Brussels, 06 May 2003
While the Commission is welcoming news that 12 out of 15 Member States have reduced their State aid in accordance with a pledge made in Stockholm in March 2001, the institution is also preparing to revise the Community's stance on State aid for research and development (R&D).
The changes will be part of the general policy of redirecting State aid towards horizontal objectives. Horizontal objectives are areas considered to be market failures, in which aid is less distortive than sectoral aid. Horizontal objectives include R&D, safeguarding the environment, energy saving and support for small and medium sized enterprises (SMEs).
'Public support is justified by the recognised failure of the market to induce business investment in research at an optimal level,' claims the Commission's communication on 'investing in research: an action plan for Europe', adopted on 30 April.
The Commission would also like to make it easier for some entities to obtain State aid. A proposal is currently being drafted that will amend the block exemption for State aid to SMEs, widening it scope to R&D aid. This will mean that SMEs will no long have the burden of notifying State aid of this nature.
The Commission also envisages other actions to increase the effectiveness of State aid for R&D. The revised Community framework on State aid for R&D will define the cut-off point between research activities eligible for public support; outline changes in the role of public research establishments towards closer cooperation with industry; and assess the way in which public support for R&D is used by the Community's competitors, and its implications in terms of the level playing field for European enterprises operating in global markets.
Support for R&D is currently higher than for any other horizontal objective in Finland, Austria and Belgium, receiving 41, 40 and 20 per cent of State aid respectively. A recent scoreboard indicates that the share of aid grated to R&D increased by three percentage points between the periods 1997 to 1999 and 1999 to 2001 in the EU.
In Italy the share of R&D aid rose considerably - by ten percentage points. 'This may be seen in the context of the target set by the Barcelona European Council that overall spending on R&D in the Union should be increased with the aim of approaching three per cent of GDP by 2010,' reads the EU scoreboard on State aid.

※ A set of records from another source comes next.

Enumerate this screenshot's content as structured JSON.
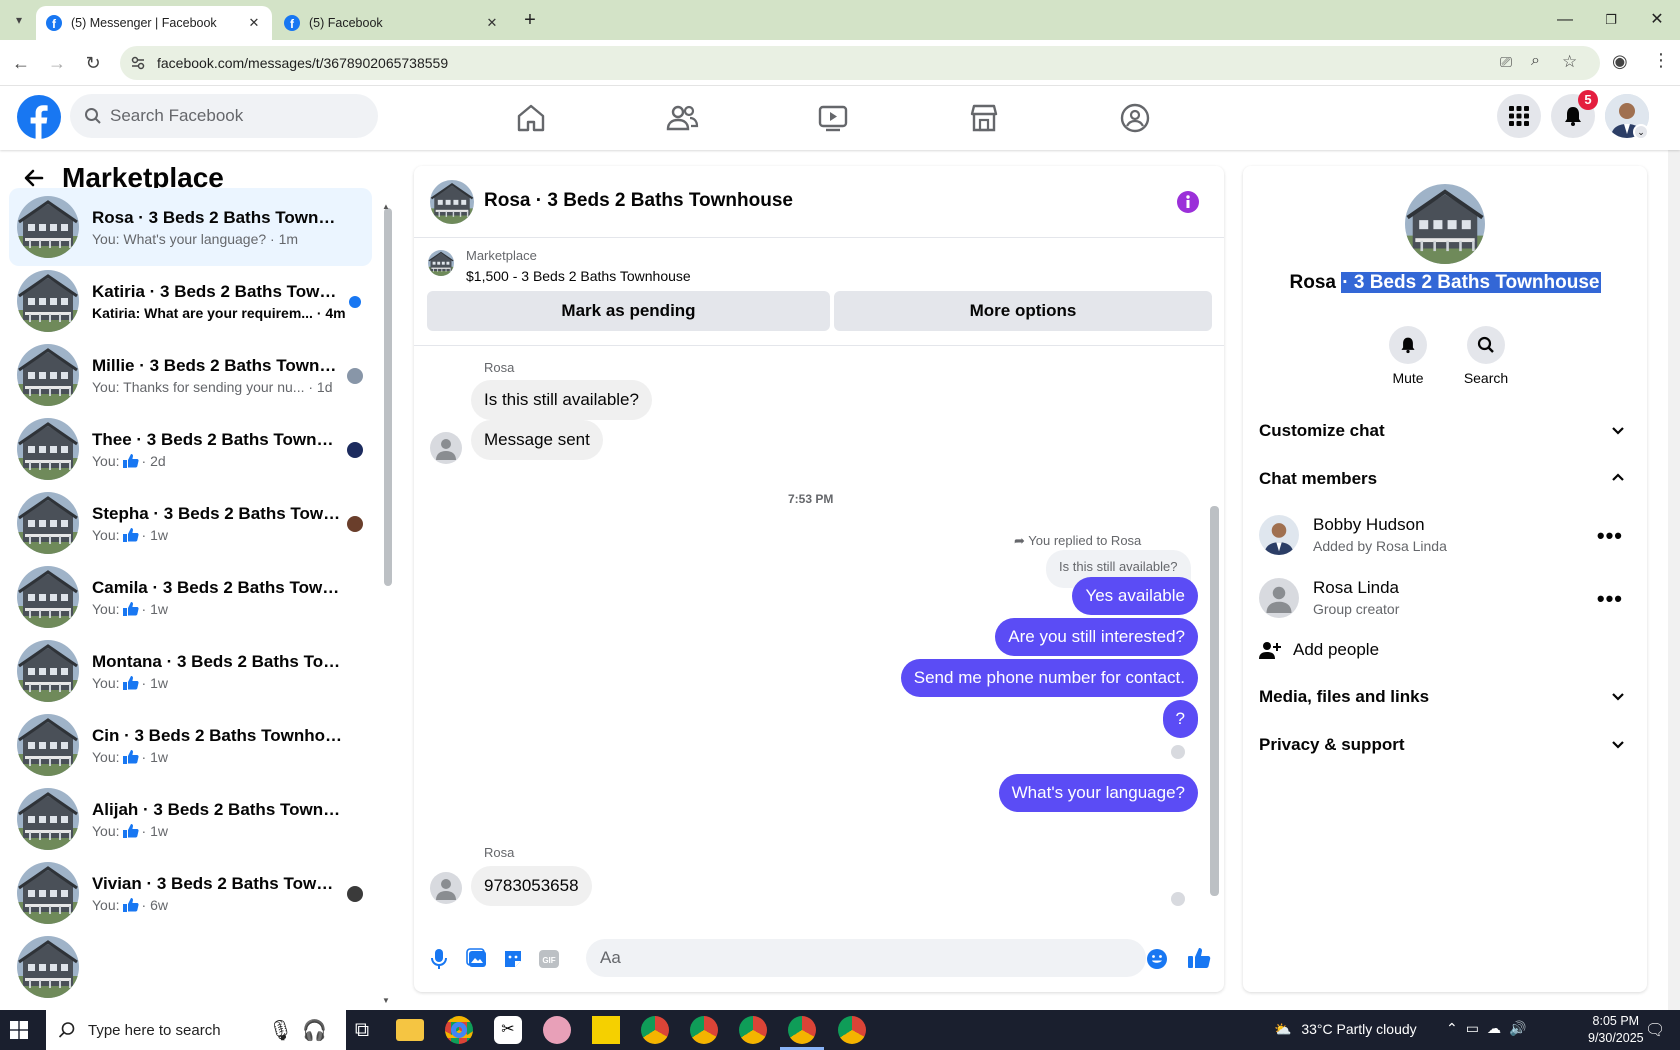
{
  "browser": {
    "tabs": [
      {
        "title": "(5) Messenger | Facebook",
        "active": true
      },
      {
        "title": "(5) Facebook",
        "active": false
      }
    ],
    "url": "facebook.com/messages/t/3678902065738559"
  },
  "fb_header": {
    "search_placeholder": "Search Facebook",
    "notification_count": "5"
  },
  "sidebar": {
    "title": "Marketplace",
    "conversations": [
      {
        "name": "Rosa · 3 Beds 2 Baths Townhouse",
        "preview": "You: What's your language? · 1m",
        "selected": true
      },
      {
        "name": "Katiria · 3 Beds 2 Baths Townh...",
        "preview": "Katiria: What are your requirem... · 4m",
        "unread": true
      },
      {
        "name": "Millie · 3 Beds 2 Baths Townho...",
        "preview": "You: Thanks for sending your nu... · 1d"
      },
      {
        "name": "Thee · 3 Beds 2 Baths Townho...",
        "preview_prefix": "You:",
        "preview_suffix": "· 2d"
      },
      {
        "name": "Stepha · 3 Beds 2 Baths Town...",
        "preview_prefix": "You:",
        "preview_suffix": "· 1w"
      },
      {
        "name": "Camila · 3 Beds 2 Baths Townho...",
        "preview_prefix": "You:",
        "preview_suffix": "· 1w"
      },
      {
        "name": "Montana · 3 Beds 2 Baths Townh...",
        "preview_prefix": "You:",
        "preview_suffix": "· 1w"
      },
      {
        "name": "Cin · 3 Beds 2 Baths Townhouse",
        "preview_prefix": "You:",
        "preview_suffix": "· 1w"
      },
      {
        "name": "Alijah · 3 Beds 2 Baths Townhouse",
        "preview_prefix": "You:",
        "preview_suffix": "· 1w"
      },
      {
        "name": "Vivian · 3 Beds 2 Baths Townh...",
        "preview_prefix": "You:",
        "preview_suffix": "· 6w"
      }
    ]
  },
  "chat": {
    "title": "Rosa · 3 Beds 2 Baths Townhouse",
    "marketplace_label": "Marketplace",
    "listing": "$1,500 - 3 Beds 2 Baths Townhouse",
    "mark_pending": "Mark as pending",
    "more_options": "More options",
    "sender_rosa": "Rosa",
    "msg1": "Is this still available?",
    "msg2": "Message sent",
    "time": "7:53 PM",
    "replied_label": "You replied to Rosa",
    "quoted": "Is this still available?",
    "out1": "Yes available",
    "out2": "Are you still interested?",
    "out3": "Send me phone number for contact.",
    "out4": "?",
    "out5": "What's your language?",
    "sender_rosa2": "Rosa",
    "msg3": "9783053658",
    "composer_placeholder": "Aa"
  },
  "info_panel": {
    "title_plain": "Rosa",
    "title_selected": "· 3 Beds 2 Baths Townhouse",
    "mute": "Mute",
    "search": "Search",
    "customize": "Customize chat",
    "members_label": "Chat members",
    "members": [
      {
        "name": "Bobby Hudson",
        "sub": "Added by Rosa Linda"
      },
      {
        "name": "Rosa Linda",
        "sub": "Group creator"
      }
    ],
    "add_people": "Add people",
    "media": "Media, files and links",
    "privacy": "Privacy & support"
  },
  "taskbar": {
    "search_placeholder": "Type here to search",
    "weather": "33°C  Partly cloudy",
    "time": "8:05 PM",
    "date": "9/30/2025"
  },
  "colors": {
    "fb_blue": "#1877f2",
    "outgoing": "#5b4cf5",
    "selected_bg": "#ebf5ff",
    "notification": "#e41e3f",
    "info_icon": "#9b30d9"
  }
}
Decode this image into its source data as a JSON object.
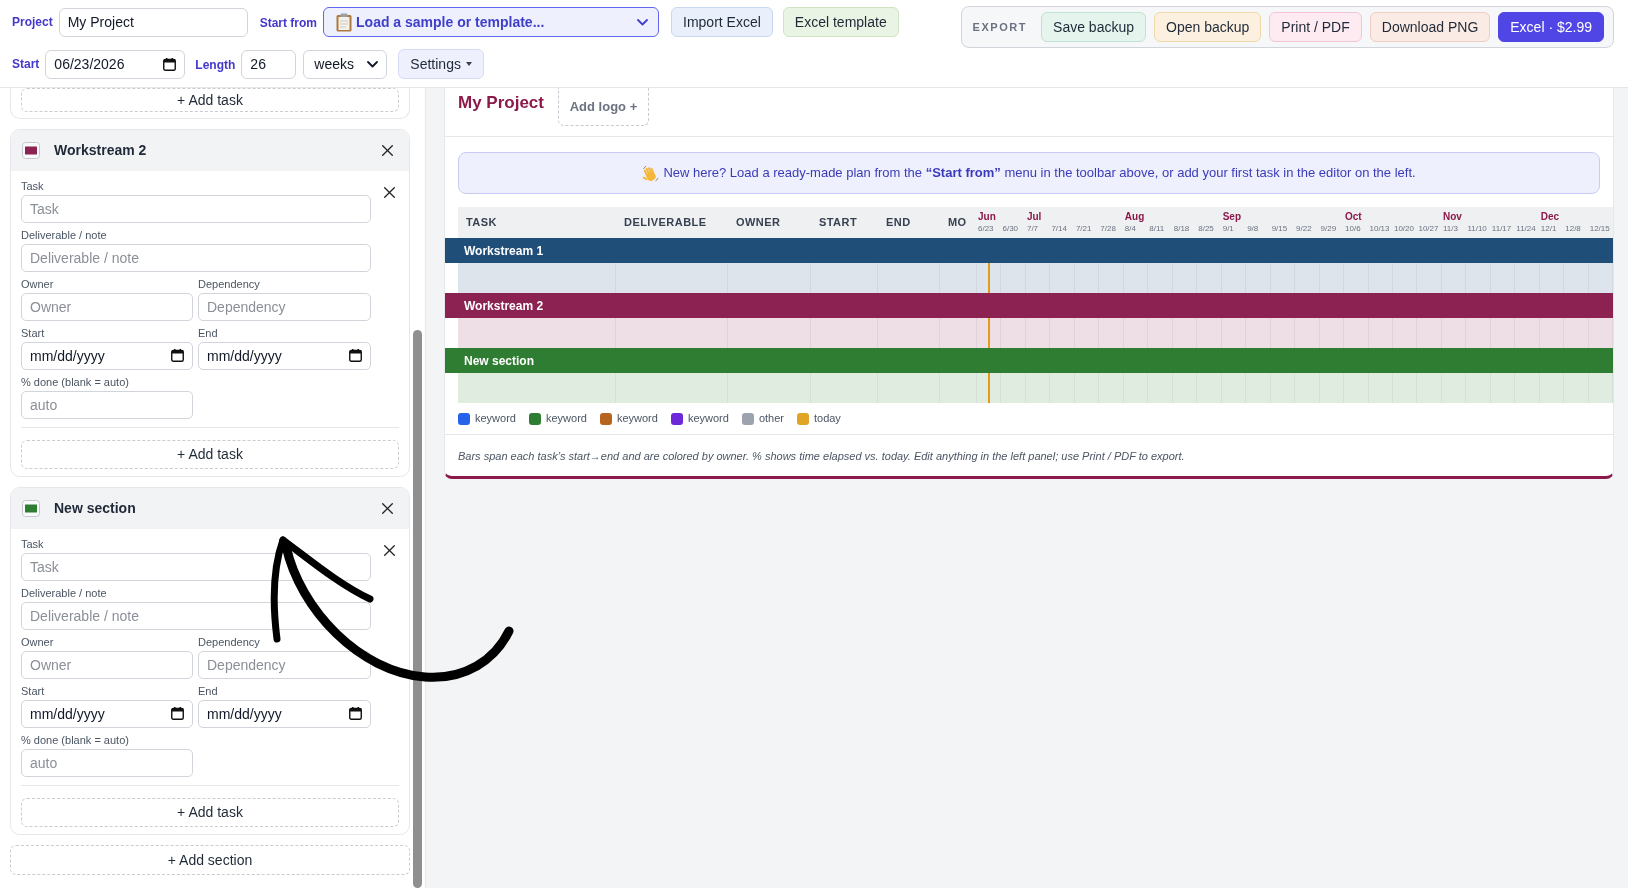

To see the Commission's action plan, please consult the following web address:
To see the Commission's State aid scoreboard, please consult the following web address: